I'm tempted to give Bertie a new name, now that he has a new home. Bertie sounds too much like "birdie" and that's the word for "bird" that Callie the collie understands. Besides, I'm not sure how to pronounce Bertie in French. [behr-TEE] doesn't sound right.
I've thought about calling the cat Bertrand, but somehow that idea hasn't solidified in my mind. Bertrand [behr-TRÃ] with that final nasal vowel in French, of course. But it seems too formal, too pretentious.
So I'm looking for a bilingual name. I don't have any good candidates at this point. I'm thinking of his black color. French people might like the name Blackie, and it is more or less bilingual these days. What about Charbon? Onyx? Spooky?
We have a pattern going. Or a couple of them. The cat spends the day down in the utility room where the boiler and washing machine are. The door leading from there into the garage is open so that he can explore in there too — and there is quite a bit to explore, since we've stored beds, furniture, rugs, and other things in the garage for the duration of the attic conversion work. The new staircase is in there too. Needless to say, the car is parked outside.
During the night, or early in the morning, I start hearing the cat meow loudly. Then there are noises that sound like he is knocking things over or jumping up on the door that separates the utility room from the entryway downstairs. I think he is jumping up to grab onto the door handle, trying to open the door. I can't be sure, because I haven't actually seen him do it.
Unfortunately for the cat, that door opens inward, into the utility room, and not outward, into the entryway. So he is unlikely to ever get it open. When we hear all those noises during the night, one of us gets up and goes to get the cat. This morning it didn't happen until about 5:00 a.m., but the night before it was at about 1:30. Then the cat spends a few hours sleeping in the bedroom, until we all get up.
He seems content in the bedroom, with people. He meows a little, but he settles down pretty quickly. Callie is oblivious, as far as we can tell. She sleeps in the living room, and the living room doors are closed. There is little chance of a hissing and barking spat in the wee hours of the morning.

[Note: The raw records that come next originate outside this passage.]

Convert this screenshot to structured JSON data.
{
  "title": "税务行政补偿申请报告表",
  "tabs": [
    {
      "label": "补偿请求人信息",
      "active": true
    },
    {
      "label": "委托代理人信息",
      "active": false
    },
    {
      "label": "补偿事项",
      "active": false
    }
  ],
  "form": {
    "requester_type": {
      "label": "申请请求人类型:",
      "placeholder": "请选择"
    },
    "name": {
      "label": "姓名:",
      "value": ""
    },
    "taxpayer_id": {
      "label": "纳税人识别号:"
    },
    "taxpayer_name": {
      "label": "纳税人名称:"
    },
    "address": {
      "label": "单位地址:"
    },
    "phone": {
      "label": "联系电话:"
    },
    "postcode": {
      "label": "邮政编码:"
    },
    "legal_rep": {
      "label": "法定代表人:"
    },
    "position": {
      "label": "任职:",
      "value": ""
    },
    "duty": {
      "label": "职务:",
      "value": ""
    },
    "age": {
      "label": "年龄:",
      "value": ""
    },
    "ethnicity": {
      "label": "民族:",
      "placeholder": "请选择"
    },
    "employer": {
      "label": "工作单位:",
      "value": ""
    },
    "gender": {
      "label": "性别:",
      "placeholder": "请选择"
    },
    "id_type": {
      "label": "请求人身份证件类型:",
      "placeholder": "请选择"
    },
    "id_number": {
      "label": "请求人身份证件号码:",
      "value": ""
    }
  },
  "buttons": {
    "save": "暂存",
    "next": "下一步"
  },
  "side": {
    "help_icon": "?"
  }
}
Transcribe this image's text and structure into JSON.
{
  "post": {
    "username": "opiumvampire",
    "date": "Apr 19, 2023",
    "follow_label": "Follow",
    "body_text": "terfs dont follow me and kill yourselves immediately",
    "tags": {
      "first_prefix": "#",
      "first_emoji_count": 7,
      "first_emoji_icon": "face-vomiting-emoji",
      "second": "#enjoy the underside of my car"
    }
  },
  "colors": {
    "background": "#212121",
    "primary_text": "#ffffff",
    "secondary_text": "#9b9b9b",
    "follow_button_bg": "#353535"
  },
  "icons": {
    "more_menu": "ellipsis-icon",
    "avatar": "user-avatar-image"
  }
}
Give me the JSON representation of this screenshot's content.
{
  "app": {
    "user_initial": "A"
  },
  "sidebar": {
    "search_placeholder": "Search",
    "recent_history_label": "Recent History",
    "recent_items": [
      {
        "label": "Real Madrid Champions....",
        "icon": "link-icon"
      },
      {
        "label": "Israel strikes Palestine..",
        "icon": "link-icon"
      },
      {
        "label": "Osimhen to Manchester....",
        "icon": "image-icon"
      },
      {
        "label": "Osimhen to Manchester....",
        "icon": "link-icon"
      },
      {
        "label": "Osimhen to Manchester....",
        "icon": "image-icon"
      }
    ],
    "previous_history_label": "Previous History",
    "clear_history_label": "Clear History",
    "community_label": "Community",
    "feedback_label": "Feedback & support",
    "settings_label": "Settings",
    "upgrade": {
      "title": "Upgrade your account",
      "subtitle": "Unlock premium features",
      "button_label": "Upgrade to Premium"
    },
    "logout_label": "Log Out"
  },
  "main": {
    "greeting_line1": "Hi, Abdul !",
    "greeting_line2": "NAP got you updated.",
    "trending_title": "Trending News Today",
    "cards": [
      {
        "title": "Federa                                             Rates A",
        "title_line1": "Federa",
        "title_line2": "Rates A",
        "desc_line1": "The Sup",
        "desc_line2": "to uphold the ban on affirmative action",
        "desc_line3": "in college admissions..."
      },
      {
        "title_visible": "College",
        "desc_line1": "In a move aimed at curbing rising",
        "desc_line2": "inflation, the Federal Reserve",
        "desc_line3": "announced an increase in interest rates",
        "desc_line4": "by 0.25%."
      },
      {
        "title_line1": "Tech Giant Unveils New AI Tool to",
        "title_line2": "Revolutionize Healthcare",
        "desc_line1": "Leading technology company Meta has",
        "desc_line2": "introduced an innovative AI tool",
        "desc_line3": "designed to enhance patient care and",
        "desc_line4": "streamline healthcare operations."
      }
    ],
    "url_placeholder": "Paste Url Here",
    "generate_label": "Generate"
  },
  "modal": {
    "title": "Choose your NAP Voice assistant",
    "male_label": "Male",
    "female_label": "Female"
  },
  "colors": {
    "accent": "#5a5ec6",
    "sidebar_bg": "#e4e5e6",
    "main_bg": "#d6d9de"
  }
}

The next step in the integration of the cat into our environment is the big one: we have to let him go outside. And we have to trust that he will come back when he wants food, water, and human company. We have to make sure Callie doesn't chase him away for good. She'll have to stay inside for a while longer.